From The Telegraph:
Bernard Cazeneuve’s statement might have appeared smugly oracular, or perhaps just irritatingly French. Responding to national outrage over the killing of a blameless, elderly priest at his altar, France’s interior minister observed, “We can’t step back from the rule of law to protect the rule of law.”
What a strange moment, you might think, to become opaquely philosophical. The official statements from Francois Hollande’s government seemed to occupy a grand metaphysical plane in which the principles of liberty were more relevant matters for debate than the startling failures of the security and criminal justice systems which had allowed this grotesque murder to take place.
To British ears particularly, the public utterances of the French president and his officials seemed bizarrely out of focus with the actual bloody event. Even to the French, the idea that the gratuitous killing in Rouen should be met with high-flown rhetoric about democratic ideals began to seem absurd, especially when more and more details were revealed about the legal oddities.
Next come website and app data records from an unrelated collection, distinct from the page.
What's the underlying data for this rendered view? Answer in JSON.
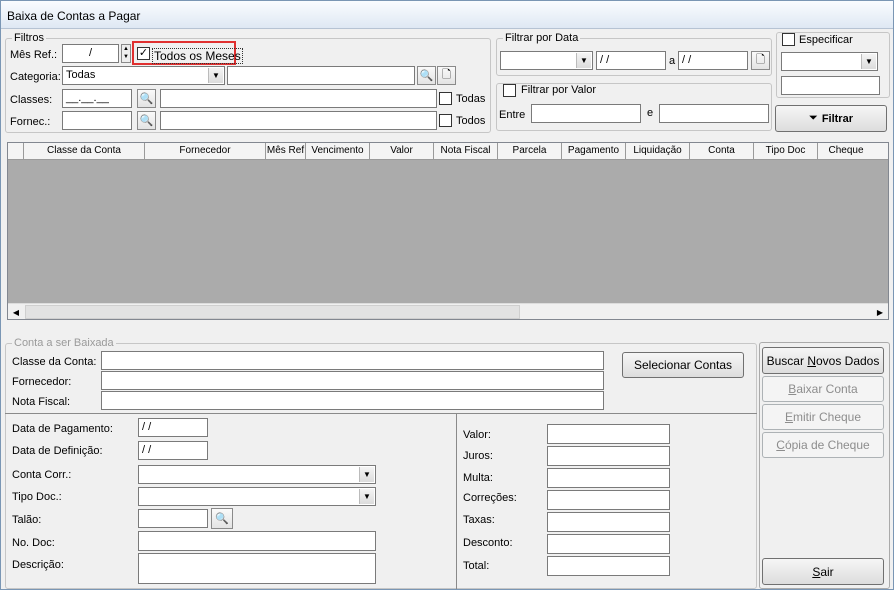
{
  "window": {
    "title": "Baixa de Contas a Pagar"
  },
  "filtros": {
    "legend": "Filtros",
    "mes_ref_label": "Mês Ref.:",
    "mes_ref_value": "/",
    "todos_meses_label": "Todos os Meses",
    "todos_meses_checked": true,
    "categoria_label": "Categoria:",
    "categoria_value": "Todas",
    "classes_label": "Classes:",
    "classes_value": "__.__.__",
    "classes_todas_label": "Todas",
    "fornec_label": "Fornec.:",
    "fornec_todos_label": "Todos"
  },
  "filtrar_data": {
    "legend": "Filtrar por Data",
    "date_from": " / /",
    "a_label": "a",
    "date_to": " / /"
  },
  "filtrar_valor": {
    "label": "Filtrar por Valor",
    "entre_label": "Entre",
    "e_label": "e"
  },
  "especificar": {
    "label": "Especificar"
  },
  "filtrar_button": "Filtrar",
  "grid": {
    "columns": [
      "",
      "Classe da Conta",
      "Fornecedor",
      "Mês Ref",
      "Vencimento",
      "Valor",
      "Nota Fiscal",
      "Parcela",
      "Pagamento",
      "Liquidação",
      "Conta",
      "Tipo Doc",
      "Cheque"
    ]
  },
  "conta_baixada": {
    "legend": "Conta a ser Baixada",
    "classe_label": "Classe da Conta:",
    "fornecedor_label": "Fornecedor:",
    "nota_label": "Nota Fiscal:",
    "selecionar_button": "Selecionar Contas"
  },
  "detalhes": {
    "data_pagamento_label": "Data de Pagamento:",
    "data_pagamento_value": " / /",
    "data_definicao_label": "Data de Definição:",
    "data_definicao_value": " / /",
    "conta_corr_label": "Conta Corr.:",
    "tipo_doc_label": "Tipo Doc.:",
    "talao_label": "Talão:",
    "no_doc_label": "No. Doc:",
    "descricao_label": "Descrição:"
  },
  "valores": {
    "valor_label": "Valor:",
    "juros_label": "Juros:",
    "multa_label": "Multa:",
    "correcoes_label": "Correções:",
    "taxas_label": "Taxas:",
    "desconto_label": "Desconto:",
    "total_label": "Total:"
  },
  "actions": {
    "buscar_pre": "Buscar ",
    "buscar_u": "N",
    "buscar_post": "ovos Dados",
    "baixar_u": "B",
    "baixar_post": "aixar Conta",
    "emitir_u": "E",
    "emitir_post": "mitir Cheque",
    "copia_u": "C",
    "copia_post": "ópia de Cheque",
    "sair_u": "S",
    "sair_post": "air"
  },
  "icons": {
    "search": "binoculars-icon",
    "document": "document-icon",
    "filter": "funnel-icon",
    "dropdown": "chevron-down-icon"
  },
  "colors": {
    "highlight": "#e03030",
    "grid_body": "#ababab"
  }
}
Both the attackers were well-known to French intelligence. One, Adel Kermiche, was thought dangerous enough to be electronically tagged, but his surveillance was mystifyingly switched off in the mornings, allowing him to move freely wherever he chose. The other, Abdel Malik P, had somehow been lost in the system even though he was known to be an active threat. As the picture of shambolic incompetence on the ground became clearer, the determination of the government pronouncements to remain stratospherically abstract got stronger. How futile and ridiculous it seemed.
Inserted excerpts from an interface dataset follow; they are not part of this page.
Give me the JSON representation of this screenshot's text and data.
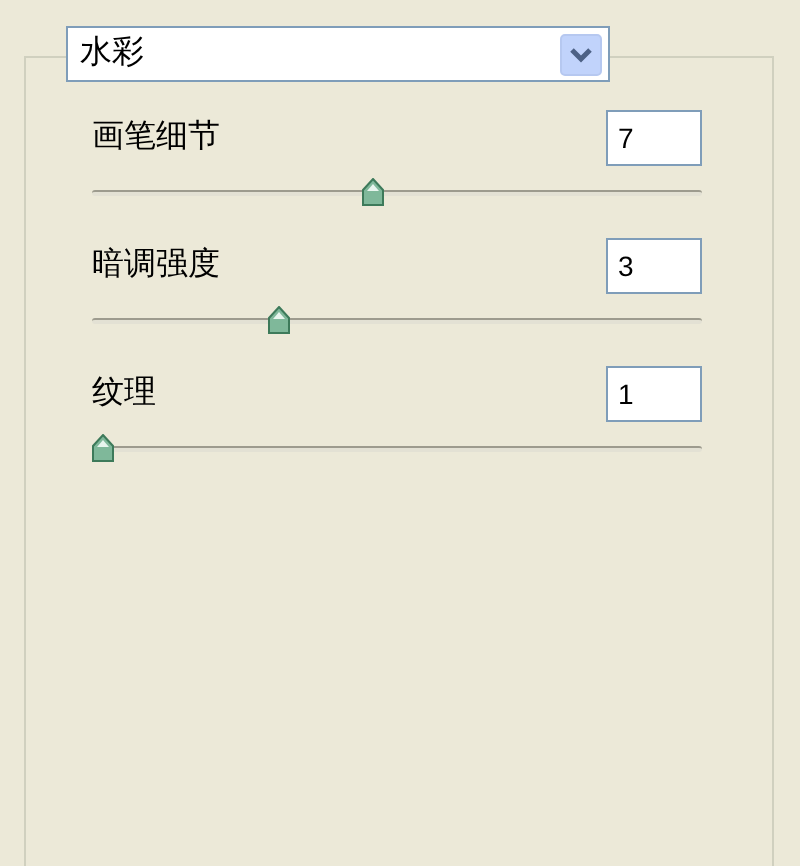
{
  "filter_dropdown": {
    "value": "水彩"
  },
  "settings": [
    {
      "label": "画笔细节",
      "value": "7",
      "level": 0.46
    },
    {
      "label": "暗调强度",
      "value": "3",
      "level": 0.3
    },
    {
      "label": "纹理",
      "value": "1",
      "level": 0
    }
  ]
}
Actually, I never thought that the Imperial Core Worlds ever were this incompetent. But realistically, observing their wealth, isolation from any possible threat, and their view on family life as per GURPS Traveller: Nobles, I probably have my rose-coloured glassed fixed firmly on my head…
Anyways, the article proper notes that Europeans are in a state of war, but dissolves in a muddle when it comes to identifying and facing the internal enemy.
Before I go on, let me just quickly point out that the entire level of casualties of this “war” – not even a thousand, yet – would be hardly more than a few days work (…or a few hours…) in a real, no-nonsense European War like World War I and World War II.
But then again, even until the 1950s, Europe could be reasonably called Christian in some vague-but-real sense of the term. Such a culture simply would not permit the immigration of several million resentful Muslims into their nations… but that culture has been dead for quite a while now.
So instead, we get this appended to the article:
At a glance | What to do in a terror attack
British counter-terror officials issued the following advice on how to behave in a gun or bomb attack:
- Escape if you can
- Consider the safest options
- Is there a safe route? Run, if not hide
- Can you get there without exposing yourself to greater danger?
- Insist others leave with you
- Leave belongings behind
- If you can’t run, hide
- Find cover from gunfire
- If you can see the attacker, they may be able to see you
- Cover from view does not mean you are safe, bullets go through glass, brick, wood and metal
- Find cover from gunfire e.g. substantial brickwork/heavy reinforced walls
- Be aware of your exits
- Try not to get trapped
- Be quiet, silence your phone
- Lock/barricade yourself in
- Move away from the door
- Call 999: What do the police need to know?
- Location: Where are the suspects?
- Direction: Where did you last see the suspects?
- Descriptions: Describe the attacker, numbers, features, clothing, weapons etc
- Further information: Casualties, type of injury, building information, entrances, exits, hostages etc
- Stop other people entering the building if it is safe to do so
Source: National Counter Terrorism Security Office (Nactso), November 2015
“What is this limp-wristed, bureaucratic advice?”
“The government is the most powerful institution we can see and touch, you see. It has guns. That means that it can protect the people.”
“Why don’t I think ISIS is very impressed by all that police and tanks and fighter aircraft and whatnot?”
“Because ISIS operates in the world of 2016, while the leadership of Europe thinks it’s 1970 – if you’re lucky.”
“In the Empty Quarter, every man (…and male Bwap… and free Vargr, male and female alike…) is expected to FIGHT for his family/pack and property. Not RUN, HIDE, and TELL, like some woman or child!”
“The Empty Quarter assumed a decentralized future: a concept the leading minds of Europe have yet to grasp.”
“I wonder how many people will be shot down, or have their throats cut, or run down on their holidays, or be blasted into pieces, until things change.”
“In Europe? I’m guessing about a decade’s worth. Around that time, the current leadership will be abruptly replaced by a rather different set of leaders, and we will see if these light guerrilla ops can really stand up to a clenched-fist crackdown.”
“I’m betting no: but ISIS and her supporters aren’t the only ones who will get disappeared when the gloves come off, and the Old Ways come roaring back, bearing baseball bats.”
“That depends. Are the Europeans willing to publicly cheer when terrorists are killed extrajudicially, with the act caught and transmitted by a hidden cell phone? If so, I’ll concede your point: but THAT Europe is going to be a very different place than THIS Europe.”
“War changes things. Any solider, any mercenary – even fictional Traveller ones – could tell you that much!”